Source data
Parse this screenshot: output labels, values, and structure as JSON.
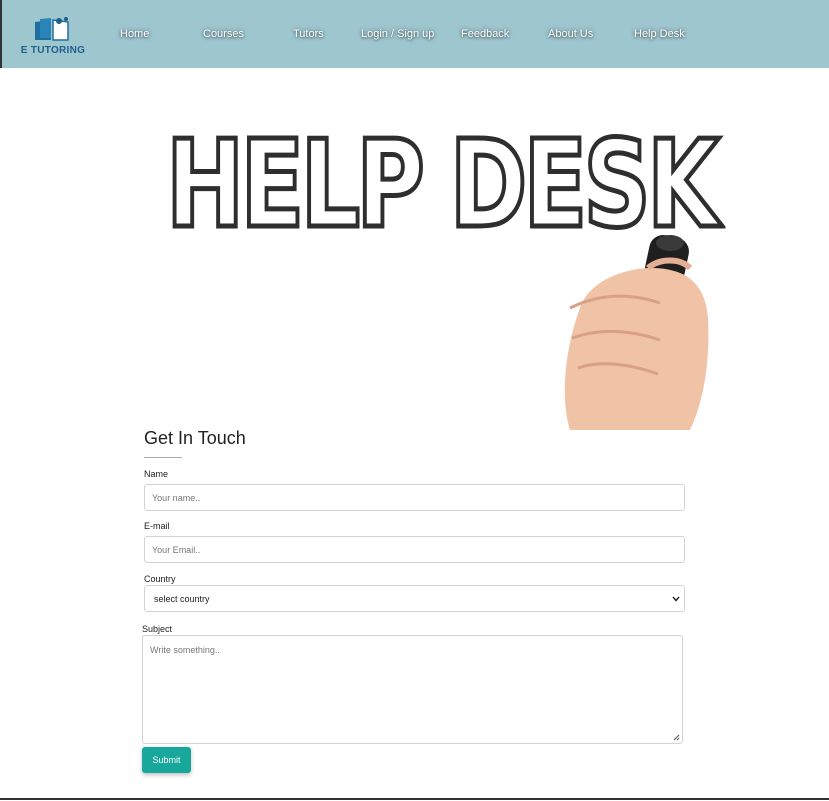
{
  "brand": {
    "name": "E TUTORING"
  },
  "nav": {
    "items": [
      "Home",
      "Courses",
      "Tutors",
      "Login / Sign up",
      "Feedback",
      "About Us",
      "Help Desk"
    ]
  },
  "hero": {
    "text": "HELP DESK"
  },
  "form": {
    "title": "Get In Touch",
    "name_label": "Name",
    "name_placeholder": "Your name..",
    "email_label": "E-mail",
    "email_placeholder": "Your Email..",
    "country_label": "Country",
    "country_selected": "select country",
    "subject_label": "Subject",
    "subject_placeholder": "Write something..",
    "submit_label": "Submit"
  },
  "colors": {
    "header_bg": "#9ec6cf",
    "accent": "#17a89b",
    "brand_text": "#1f5f8b"
  }
}
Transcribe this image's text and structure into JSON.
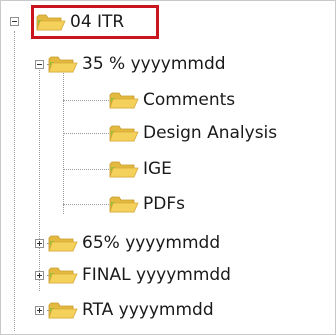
{
  "tree": {
    "root": {
      "label": "04 ITR",
      "icon": "open-folder-icon",
      "expanded": true
    },
    "children": [
      {
        "label": "35 % yyyymmdd",
        "icon": "open-folder-icon",
        "expanded": true,
        "children": [
          {
            "label": "Comments",
            "icon": "folder-icon"
          },
          {
            "label": "Design Analysis",
            "icon": "folder-icon"
          },
          {
            "label": "IGE",
            "icon": "folder-icon"
          },
          {
            "label": "PDFs",
            "icon": "folder-icon"
          }
        ]
      },
      {
        "label": "65% yyyymmdd",
        "icon": "folder-icon",
        "expanded": false
      },
      {
        "label": "FINAL yyyymmdd",
        "icon": "folder-icon",
        "expanded": false
      },
      {
        "label": "RTA yyyymmdd",
        "icon": "folder-icon",
        "expanded": false
      }
    ]
  },
  "colors": {
    "highlight": "#c9151e",
    "folder_fill": "#f4d15b",
    "folder_back": "#e3b93f",
    "folder_accent": "#8fc43a"
  }
}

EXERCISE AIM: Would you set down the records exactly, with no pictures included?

YOUR RESPONSE:
Parse this screenshot: output labels, values, and structure as JSON.
{
  "brand": {
    "name": "E TUTORING"
  },
  "nav": {
    "items": [
      "Home",
      "Courses",
      "Tutors",
      "Login / Sign up",
      "Feedback",
      "About Us",
      "Help Desk"
    ]
  },
  "hero": {
    "text": "HELP DESK"
  },
  "form": {
    "title": "Get In Touch",
    "name_label": "Name",
    "name_placeholder": "Your name..",
    "email_label": "E-mail",
    "email_placeholder": "Your Email..",
    "country_label": "Country",
    "country_selected": "select country",
    "subject_label": "Subject",
    "subject_placeholder": "Write something..",
    "submit_label": "Submit"
  },
  "colors": {
    "header_bg": "#9ec6cf",
    "accent": "#17a89b",
    "brand_text": "#1f5f8b"
  }
}
Transcribe this image's text and structure into JSON.
{
  "tree": {
    "root": {
      "label": "04 ITR",
      "icon": "open-folder-icon",
      "expanded": true
    },
    "children": [
      {
        "label": "35 % yyyymmdd",
        "icon": "open-folder-icon",
        "expanded": true,
        "children": [
          {
            "label": "Comments",
            "icon": "folder-icon"
          },
          {
            "label": "Design Analysis",
            "icon": "folder-icon"
          },
          {
            "label": "IGE",
            "icon": "folder-icon"
          },
          {
            "label": "PDFs",
            "icon": "folder-icon"
          }
        ]
      },
      {
        "label": "65% yyyymmdd",
        "icon": "folder-icon",
        "expanded": false
      },
      {
        "label": "FINAL yyyymmdd",
        "icon": "folder-icon",
        "expanded": false
      },
      {
        "label": "RTA yyyymmdd",
        "icon": "folder-icon",
        "expanded": false
      }
    ]
  },
  "colors": {
    "highlight": "#c9151e",
    "folder_fill": "#f4d15b",
    "folder_back": "#e3b93f",
    "folder_accent": "#8fc43a"
  }
}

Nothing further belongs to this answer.